This Week in Amateur Radio

North America's Premiere Amateur Radio News Magazine


via HACKADAY: Regen Receiver with Few Parts

We like regenerative receivers. They perform well and they are dead simple to create. Example? [Radio abUse] modified a few existing designs and built a one-transistor receiver. Well, one transistor if you don’t count the dozens that are probably on the audio amplifier IC, but we won’t quibble. You can watch a video about the simple receiver — which looks good on a neatly done universal board — below.

The coil of #22 wire dominates the visual layout, and we imagine winding it might have been the most time-consuming part of the project. The layout would work with a single-sided PCB and would be a great board to produce by hand if you were inclined to develop that skill.

Regenerative receivers work by holding an amplifier just shy of oscillating at a certain frequency. This provides extremely high gain at a particular frequency which allows just a single stage to really pull in signals.

We were a little sad to find out there was a plan to tear the radio down to build something else. But, we suppose, that’s progress. We’d be tempted to make a module out of the audio amplifier and then keep the RF section intact. But, then again, we have a lot of partial projects like that gathering dust on the shelf, so maybe that’s not such a great idea.

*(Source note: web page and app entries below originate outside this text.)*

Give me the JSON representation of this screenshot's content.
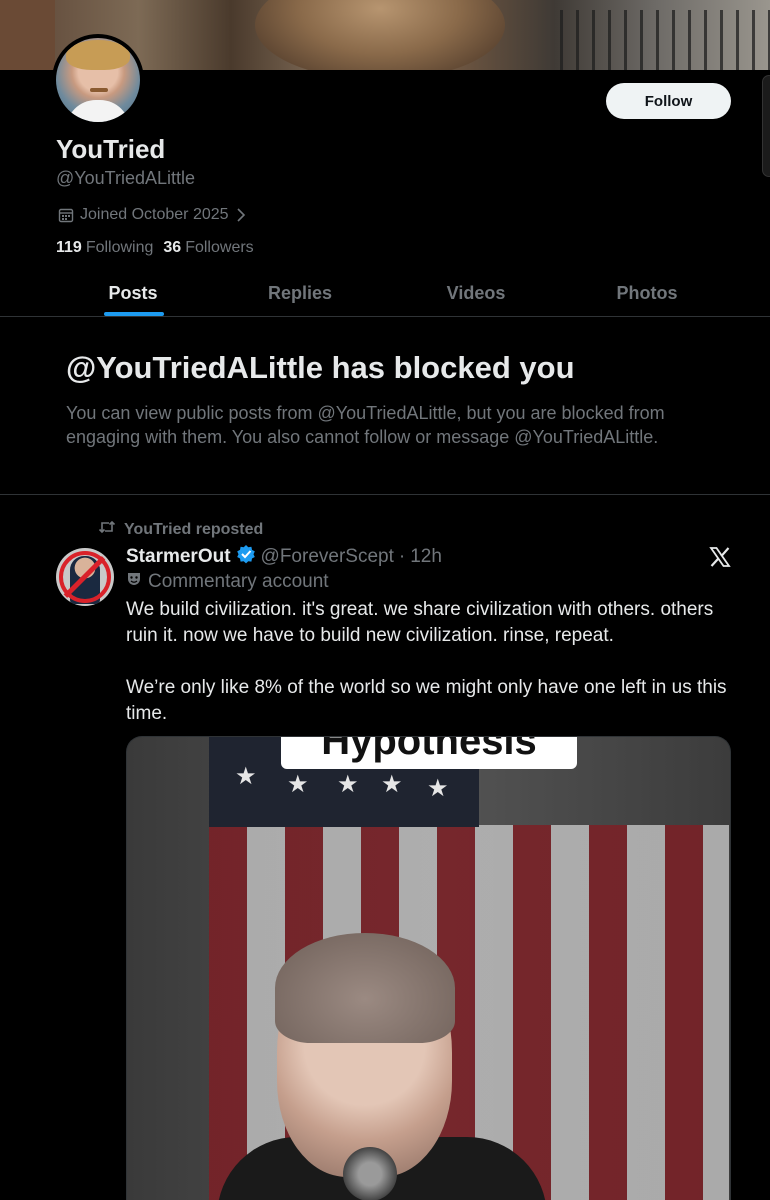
{
  "profile": {
    "display_name": "YouTried",
    "handle": "@YouTriedALittle",
    "joined": "Joined October 2025",
    "following_count": "119",
    "following_label": "Following",
    "followers_count": "36",
    "followers_label": "Followers",
    "follow_label": "Follow"
  },
  "tabs": [
    {
      "label": "Posts",
      "active": true
    },
    {
      "label": "Replies",
      "active": false
    },
    {
      "label": "Videos",
      "active": false
    },
    {
      "label": "Photos",
      "active": false
    }
  ],
  "blocked": {
    "title": "@YouTriedALittle has blocked you",
    "description": "You can view public posts from @YouTriedALittle, but you are blocked from engaging with them. You also cannot follow or message @YouTriedALittle."
  },
  "post": {
    "repost_label": "YouTried reposted",
    "author_name": "StarmerOut",
    "author_handle": "@ForeverScept",
    "separator": "·",
    "time": "12h",
    "account_label": "Commentary account",
    "text_1": "We build civilization. it's great. we share civilization with others. others ruin it. now we have to build new civilization. rinse, repeat.",
    "text_2": "We’re only like 8% of the world so we might only have one left in us this time.",
    "media_caption": "Hypothesis"
  },
  "colors": {
    "background": "#000000",
    "text_primary": "#e7e9ea",
    "text_secondary": "#71767b",
    "accent_blue": "#1d9bf0",
    "divider": "#2f3336"
  }
}
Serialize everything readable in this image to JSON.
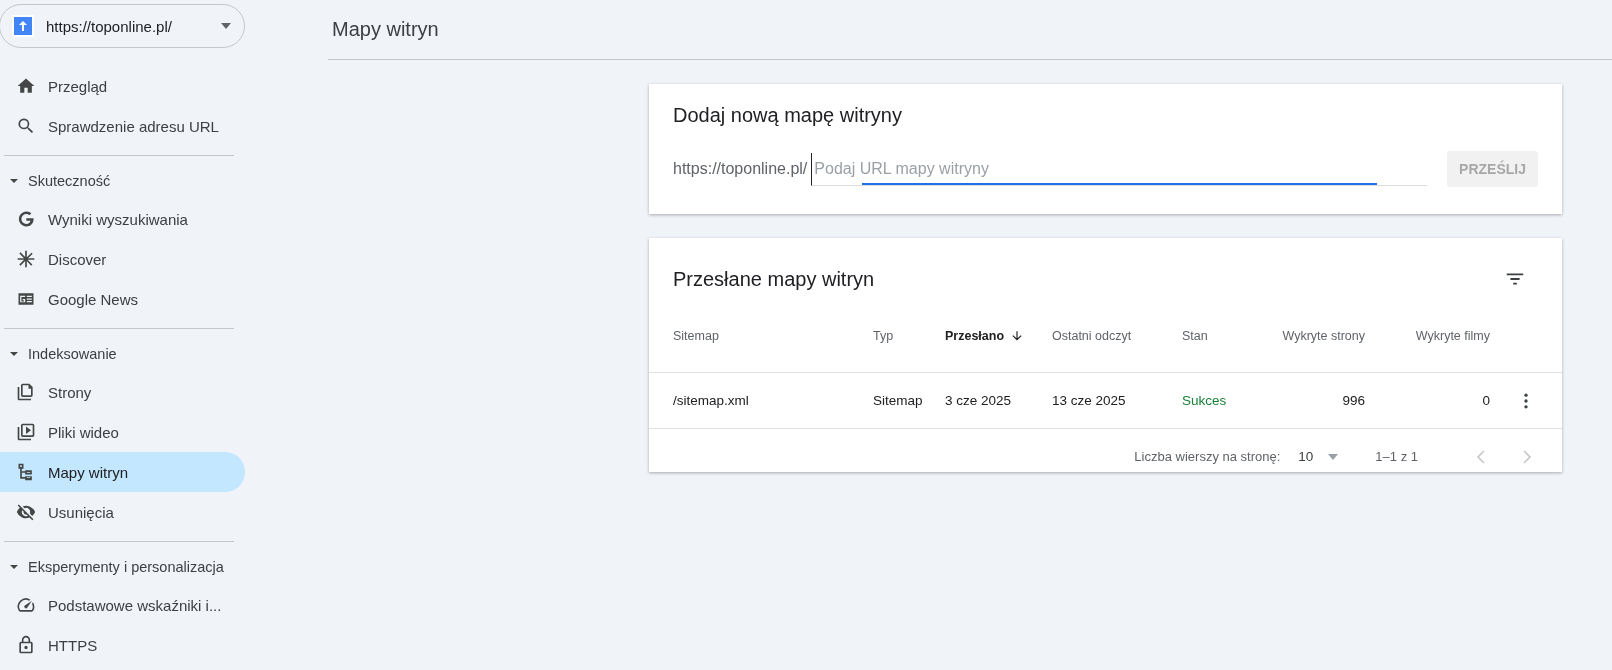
{
  "property": {
    "url": "https://toponline.pl/"
  },
  "sidebar": {
    "groups": [
      {
        "items": [
          {
            "label": "Przegląd",
            "selected": false
          },
          {
            "label": "Sprawdzenie adresu URL",
            "selected": false
          }
        ]
      },
      {
        "header": {
          "label": "Skuteczność",
          "expanded": true
        },
        "items": [
          {
            "label": "Wyniki wyszukiwania",
            "selected": false
          },
          {
            "label": "Discover",
            "selected": false
          },
          {
            "label": "Google News",
            "selected": false
          }
        ]
      },
      {
        "header": {
          "label": "Indeksowanie",
          "expanded": true
        },
        "items": [
          {
            "label": "Strony",
            "selected": false
          },
          {
            "label": "Pliki wideo",
            "selected": false
          },
          {
            "label": "Mapy witryn",
            "selected": true
          },
          {
            "label": "Usunięcia",
            "selected": false
          }
        ]
      },
      {
        "header": {
          "label": "Eksperymenty i personalizacja",
          "expanded": true
        },
        "items": [
          {
            "label": "Podstawowe wskaźniki i...",
            "selected": false
          },
          {
            "label": "HTTPS",
            "selected": false
          }
        ]
      }
    ]
  },
  "page_title": "Mapy witryn",
  "add_card": {
    "title": "Dodaj nową mapę witryny",
    "prefix": "https://toponline.pl/",
    "placeholder": "Podaj URL mapy witryny",
    "button": {
      "label": "PRZEŚLIJ",
      "disabled": true
    }
  },
  "table_card": {
    "title": "Przesłane mapy witryn",
    "columns": [
      {
        "label": "Sitemap",
        "kind": "text",
        "sorted": false
      },
      {
        "label": "Typ",
        "kind": "text",
        "sorted": false
      },
      {
        "label": "Przesłano",
        "kind": "text",
        "sorted": true
      },
      {
        "label": "Ostatni odczyt",
        "kind": "text",
        "sorted": false
      },
      {
        "label": "Stan",
        "kind": "status",
        "sorted": false
      },
      {
        "label": "Wykryte strony",
        "kind": "number",
        "sorted": false
      },
      {
        "label": "Wykryte filmy",
        "kind": "number",
        "sorted": false
      }
    ],
    "rows": [
      {
        "cells": [
          "/sitemap.xml",
          "Sitemap",
          "3 cze 2025",
          "13 cze 2025",
          "Sukces",
          "996",
          "0"
        ]
      }
    ],
    "footer": {
      "rows_label": "Liczba wierszy na stronę:",
      "rows_per_page": "10",
      "range": "1–1 z 1",
      "prev_disabled": true,
      "next_disabled": true
    }
  }
}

While regenerative receivers aren’t the most common architecture today, they still have their place. The inventor, Edwin Armstrong, developed quite a bit of radio tech that we still use today.